There are so many ways The Peanut Butter Falcon could have been insufferable. We could have had the character of Zak either put on a pedestal as an “inspirational” figure or treated as an infantilized adult. Even worse, we could have had a non-disabled actor playing the role. Had the film been made even ten years ago, I think either or both of those examples would have occurred.
Luckily, directors Tyler Nilson and Mike Schwartz have made their feature debut with intelligence, warmth, and nuance. Their film is gorgeous, featuring lovely shots of Zak and Tyler floating on a raft through sun-dappled rivers. You can feel echoes of Huckleberry Finn and other American folk tales, where wanderers drop out of regular life and learn something while on the road. Strands of lived-in detail make The Peanut Butter Falcon feel like it takes place in a world its creators know intimately. I’ll admit things end abruptly, as Nilson and Schwartz sidestep the realistic and depressing consequences of the film. That’s okay, because their focus isn’t on bleak reality, but rather optimism and the bonds of friendship.
Nilson and Schwartz also wrote the screenplay, and I admired their decisions. Rather than focusing on the narrative and a contrived ticking clock, the script almost exclusively focuses on character development.
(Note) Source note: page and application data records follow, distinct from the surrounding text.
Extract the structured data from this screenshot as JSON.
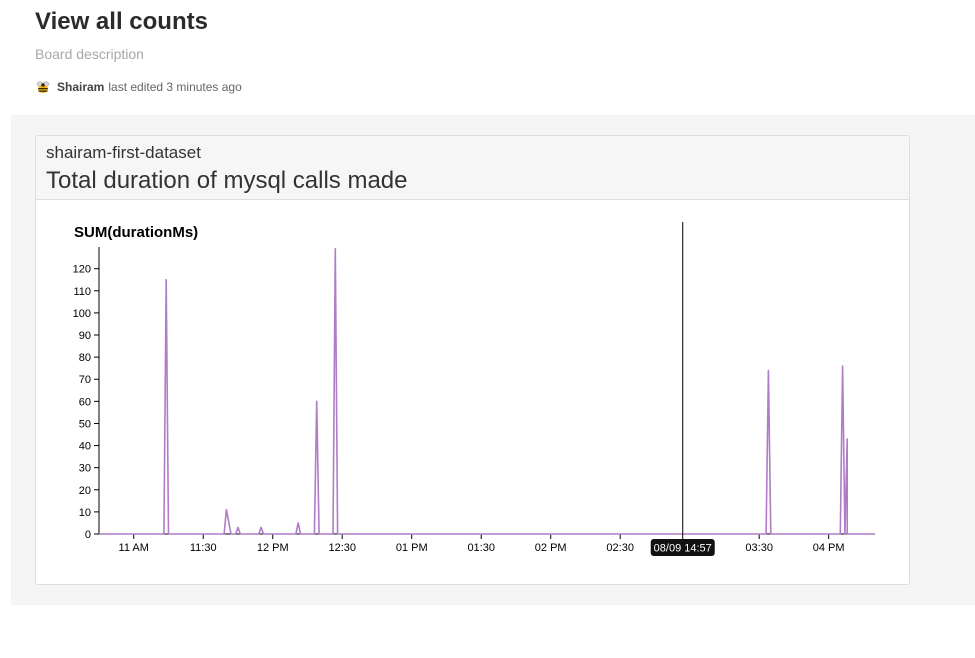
{
  "board": {
    "title": "View all counts",
    "description": "Board description",
    "user": "Shairam",
    "edited": "last edited 3 minutes ago",
    "avatar_icon": "bee-icon"
  },
  "panel": {
    "dataset": "shairam-first-dataset",
    "title": "Total duration of mysql calls made"
  },
  "chart_data": {
    "type": "line",
    "title": "SUM(durationMs)",
    "xlabel": "",
    "ylabel": "",
    "color": "#b07cc6",
    "ylim": [
      0,
      128
    ],
    "yticks": [
      0,
      10,
      20,
      30,
      40,
      50,
      60,
      70,
      80,
      90,
      100,
      110,
      120
    ],
    "xlim": [
      "10:45",
      "16:20"
    ],
    "xticks": [
      {
        "t": "11:00",
        "label": "11 AM"
      },
      {
        "t": "11:30",
        "label": "11:30"
      },
      {
        "t": "12:00",
        "label": "12 PM"
      },
      {
        "t": "12:30",
        "label": "12:30"
      },
      {
        "t": "13:00",
        "label": "01 PM"
      },
      {
        "t": "13:30",
        "label": "01:30"
      },
      {
        "t": "14:00",
        "label": "02 PM"
      },
      {
        "t": "14:30",
        "label": "02:30"
      },
      {
        "t": "15:30",
        "label": "03:30"
      },
      {
        "t": "16:00",
        "label": "04 PM"
      }
    ],
    "cursor": {
      "t": "14:57",
      "label": "08/09 14:57"
    },
    "series": [
      {
        "points": [
          [
            "10:45",
            0
          ],
          [
            "11:13",
            0
          ],
          [
            "11:14",
            115
          ],
          [
            "11:15",
            0
          ],
          [
            "11:39",
            0
          ],
          [
            "11:40",
            11
          ],
          [
            "11:42",
            0
          ],
          [
            "11:44",
            0
          ],
          [
            "11:45",
            3
          ],
          [
            "11:46",
            0
          ],
          [
            "11:54",
            0
          ],
          [
            "11:55",
            3
          ],
          [
            "11:56",
            0
          ],
          [
            "12:10",
            0
          ],
          [
            "12:11",
            5
          ],
          [
            "12:12",
            0
          ],
          [
            "12:18",
            0
          ],
          [
            "12:19",
            60
          ],
          [
            "12:20",
            0
          ],
          [
            "12:26",
            0
          ],
          [
            "12:27",
            129
          ],
          [
            "12:28",
            0
          ],
          [
            "15:33",
            0
          ],
          [
            "15:34",
            74
          ],
          [
            "15:35",
            0
          ],
          [
            "16:05",
            0
          ],
          [
            "16:06",
            76
          ],
          [
            "16:07",
            0
          ],
          [
            "16:08",
            43
          ],
          [
            "16:08",
            0
          ],
          [
            "16:20",
            0
          ]
        ]
      }
    ]
  }
}
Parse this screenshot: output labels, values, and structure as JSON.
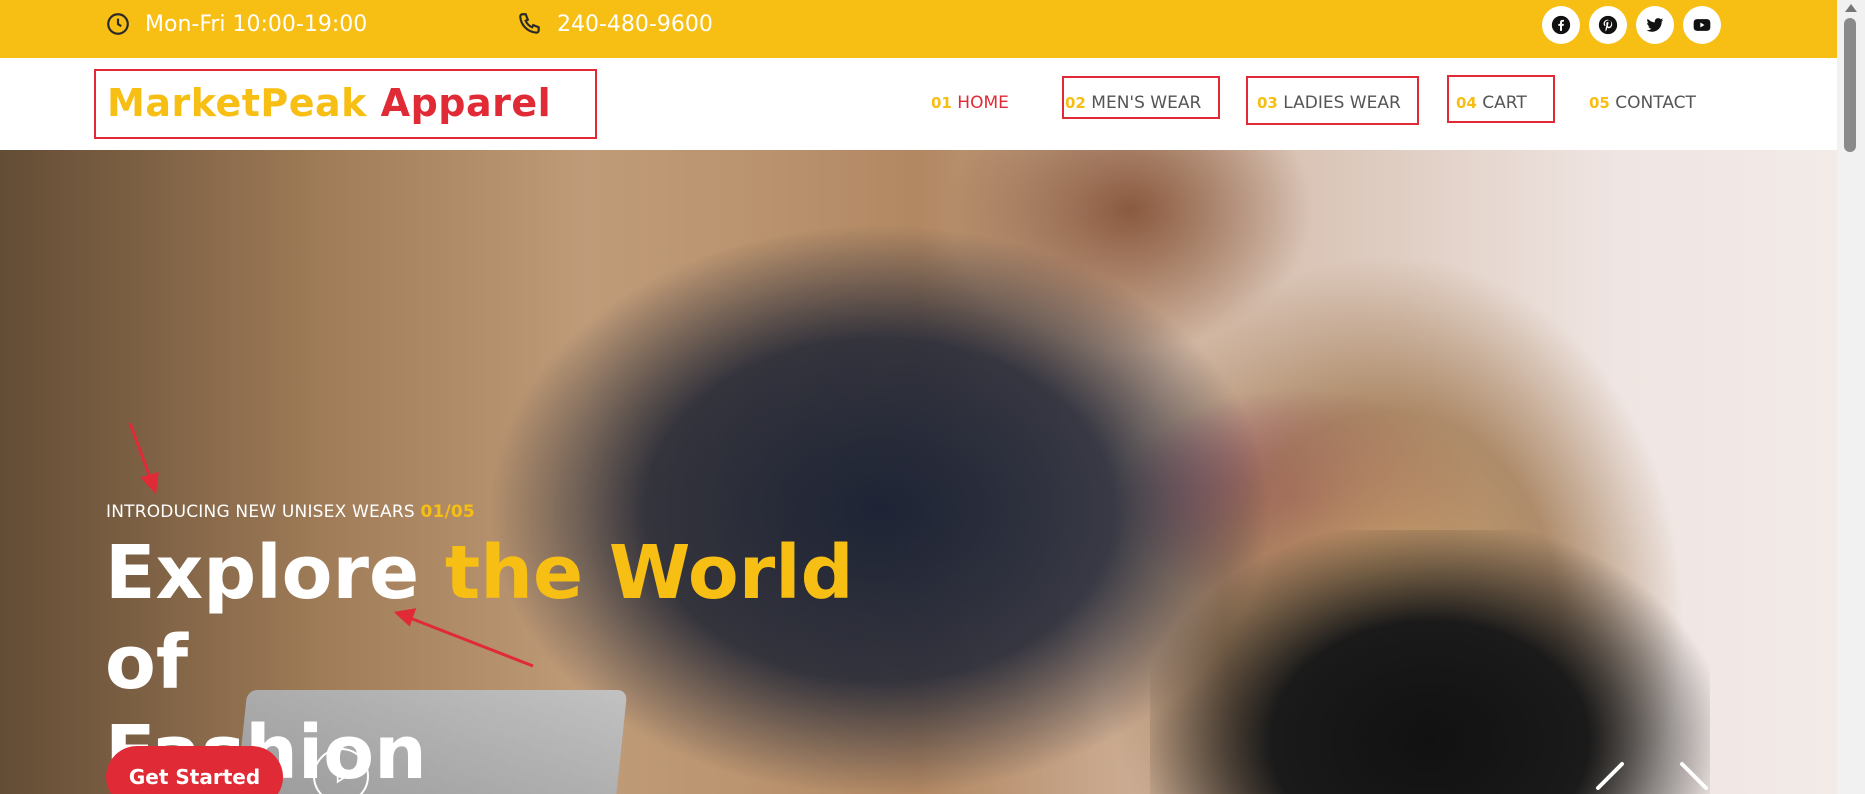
{
  "topbar": {
    "hours": "Mon-Fri 10:00-19:00",
    "phone": "240-480-9600",
    "social": [
      "facebook-icon",
      "pinterest-icon",
      "twitter-icon",
      "youtube-icon"
    ]
  },
  "brand": {
    "part1": "MarketPeak",
    "part2": "Apparel"
  },
  "nav": [
    {
      "num": "01",
      "label": "HOME",
      "active": true
    },
    {
      "num": "02",
      "label": "MEN'S WEAR",
      "active": false
    },
    {
      "num": "03",
      "label": "LADIES WEAR",
      "active": false
    },
    {
      "num": "04",
      "label": "CART",
      "active": false
    },
    {
      "num": "05",
      "label": "CONTACT",
      "active": false
    }
  ],
  "hero": {
    "intro": "INTRODUCING NEW UNISEX WEARS",
    "counter": "01/05",
    "headline_start": "Explore",
    "headline_highlight": "the World",
    "headline_end": "of",
    "headline_line2": "Fashion",
    "cta": "Get Started"
  },
  "colors": {
    "accent_yellow": "#f7be13",
    "accent_red": "#e02a35",
    "nav_text": "#555555"
  }
}
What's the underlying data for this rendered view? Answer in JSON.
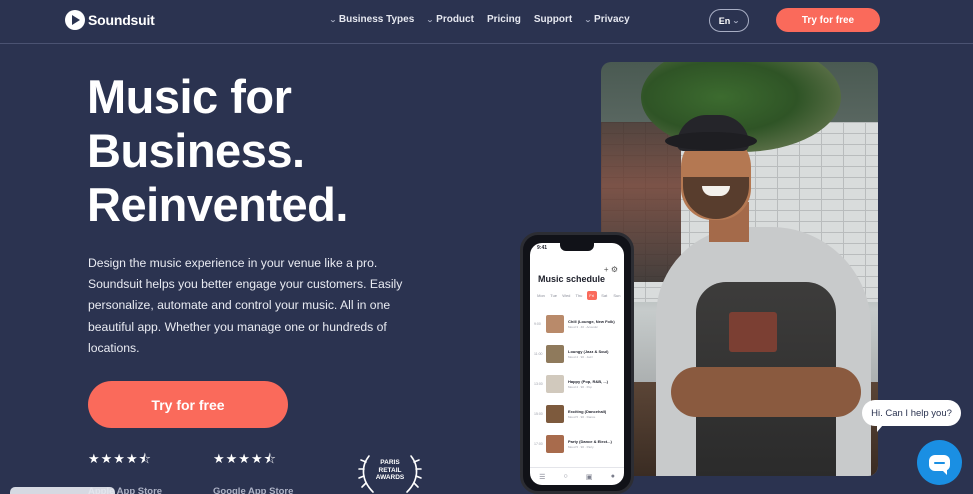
{
  "nav": {
    "brand": "Soundsuit",
    "links": [
      {
        "label": "Business Types",
        "dropdown": true
      },
      {
        "label": "Product",
        "dropdown": true
      },
      {
        "label": "Pricing",
        "dropdown": false
      },
      {
        "label": "Support",
        "dropdown": false
      },
      {
        "label": "Privacy",
        "dropdown": true
      }
    ],
    "language": "En",
    "cta_label": "Try for free"
  },
  "hero": {
    "headline_line1": "Music for",
    "headline_line2": "Business.",
    "headline_line3": "Reinvented.",
    "lead": "Design the music experience in your venue like a pro. Soundsuit helps you better engage your customers. Easily personalize, automate and control your music. All in one beautiful app. Whether you manage one or hundreds of locations.",
    "cta_label": "Try for free",
    "ratings": [
      {
        "stars": "★★★★⯪",
        "label": "Apple App Store"
      },
      {
        "stars": "★★★★⯪",
        "label": "Google App Store"
      }
    ],
    "award": {
      "line1": "PARIS",
      "line2": "RETAIL",
      "line3": "AWARDS"
    }
  },
  "phone": {
    "status_time": "9:41",
    "title": "Music schedule",
    "days": [
      "Mon",
      "Tue",
      "Wed",
      "Thu",
      "Fri",
      "Sat",
      "Sun"
    ],
    "active_day_index": 4,
    "schedule": [
      {
        "time": "9:00",
        "title": "Chill (Lounge, New Folk)",
        "sub": "Mood 3 · 40 · Acoustic",
        "color": "#b98a6a"
      },
      {
        "time": "11:00",
        "title": "Loungy (Jazz & Soul)",
        "sub": "Mood 4 · 90 · Jazz",
        "color": "#8f7a5c"
      },
      {
        "time": "13:00",
        "title": "Happy (Pop, R&B, ...)",
        "sub": "Mood 4 · 90 · Pop",
        "color": "#d1c9bd"
      },
      {
        "time": "15:00",
        "title": "Exciting (Dancehall)",
        "sub": "Mood 5 · 90 · Dance",
        "color": "#7d5a3d"
      },
      {
        "time": "17:00",
        "title": "Party (Dance & Elect...)",
        "sub": "Mood 5 · 90 · Party",
        "color": "#a86b4c"
      }
    ]
  },
  "chat": {
    "bubble_text": "Hi. Can I help you?"
  },
  "colors": {
    "background": "#2b3350",
    "accent": "#fa6a5b",
    "chat": "#1a8fe3"
  }
}
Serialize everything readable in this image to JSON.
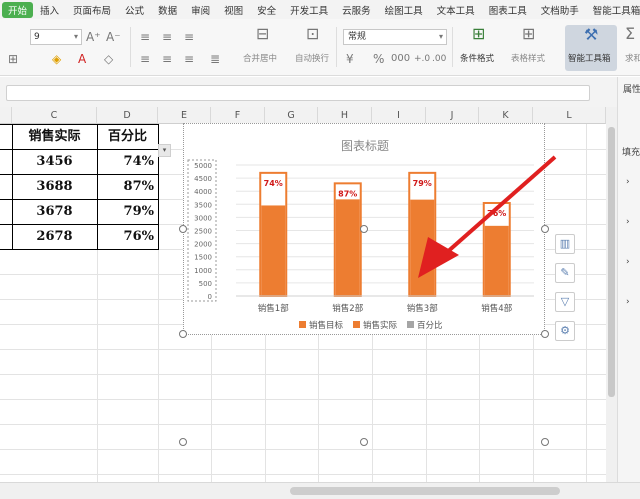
{
  "menu": {
    "items": [
      "开始",
      "插入",
      "页面布局",
      "公式",
      "数据",
      "审阅",
      "视图",
      "安全",
      "开发工具",
      "云服务",
      "绘图工具",
      "文本工具",
      "图表工具",
      "文档助手",
      "智能工具箱"
    ]
  },
  "ribbon": {
    "font_size": "9",
    "number_format": "常规",
    "merge_label": "合并居中",
    "wrap_label": "自动换行",
    "cond_format_label": "条件格式",
    "table_style_label": "表格样式",
    "sum_label": "求和",
    "smart_tool_label": "智能工具箱"
  },
  "grid": {
    "columns": [
      "C",
      "D",
      "E",
      "F",
      "G",
      "H",
      "I",
      "J",
      "K",
      "L"
    ],
    "header_row": [
      "销售实际",
      "百分比"
    ],
    "rows": [
      [
        "3456",
        "74%"
      ],
      [
        "3688",
        "87%"
      ],
      [
        "3678",
        "79%"
      ],
      [
        "2678",
        "76%"
      ]
    ]
  },
  "right_panel": {
    "title": "属性",
    "fill_label": "填充"
  },
  "chart_data": {
    "type": "bar",
    "title": "图表标题",
    "categories": [
      "销售1部",
      "销售2部",
      "销售3部",
      "销售4部"
    ],
    "series": [
      {
        "name": "销售目标",
        "values": [
          4700,
          4300,
          4700,
          3550
        ],
        "color": "#ed7d31"
      },
      {
        "name": "销售实际",
        "values": [
          3456,
          3688,
          3678,
          2678
        ],
        "color": "#ed7d31"
      },
      {
        "name": "百分比",
        "values": [
          0.74,
          0.87,
          0.79,
          0.76
        ],
        "color": "#a5a5a5"
      }
    ],
    "data_labels": [
      "74%",
      "87%",
      "79%",
      "76%"
    ],
    "ylim": [
      0,
      5000
    ],
    "yticks": [
      "0",
      "500",
      "1000",
      "1500",
      "2000",
      "2500",
      "3000",
      "3500",
      "4000",
      "4500",
      "5000"
    ],
    "legend": "bottom",
    "grid": true
  },
  "annotation": {
    "arrow_color": "#e02020"
  }
}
We follow Zak, Tyler, and later Eleanor, to simply hang out with them and watch their behavior. It’s also a smart move that the script doesn’t treat down syndrome as the defining character trait for Zak. He’s a man with a very specific goal in mind, and he’s portrayed as never letting his limitations define his dreams.
This is yet another film that stands or falls based on just the right casting. While attending a camp for disabled actors, Zack Gottsagen met Nilson and Schwartz. He’s just the right choice. As Zak, he’s determined, frightened, vulnerable, and very funny while searching for a real friend. Not many performers can mine quiet humor from virtually any situation, but Dakota Johnson excels at it. She’s thoughtful and kind as Eleanor, but her best scenes are her amused reactions to Tyler’s persistent flirting. Speaking of Tyler, Shia LaBeouf plays him as a man who’s been kicked in the teeth by the world and who yearns to make a real connection. There are no theatrical affectations, just LaBeouf playing an individual. It’s so hard to do, and he makes it look so easy.
The Peanut Butter Falcon does so much so well. Sure, there are moments that feel forced. It doesn’t matter because the film tells us that a disability isn’t a substitute for a personality. It shows us that a performer many of us dismissed as a lightweight is moving in an interesting direction, and the film proves just how much talent he has. It says that, at a moment when we needed it more than ever, optimism is real and growing.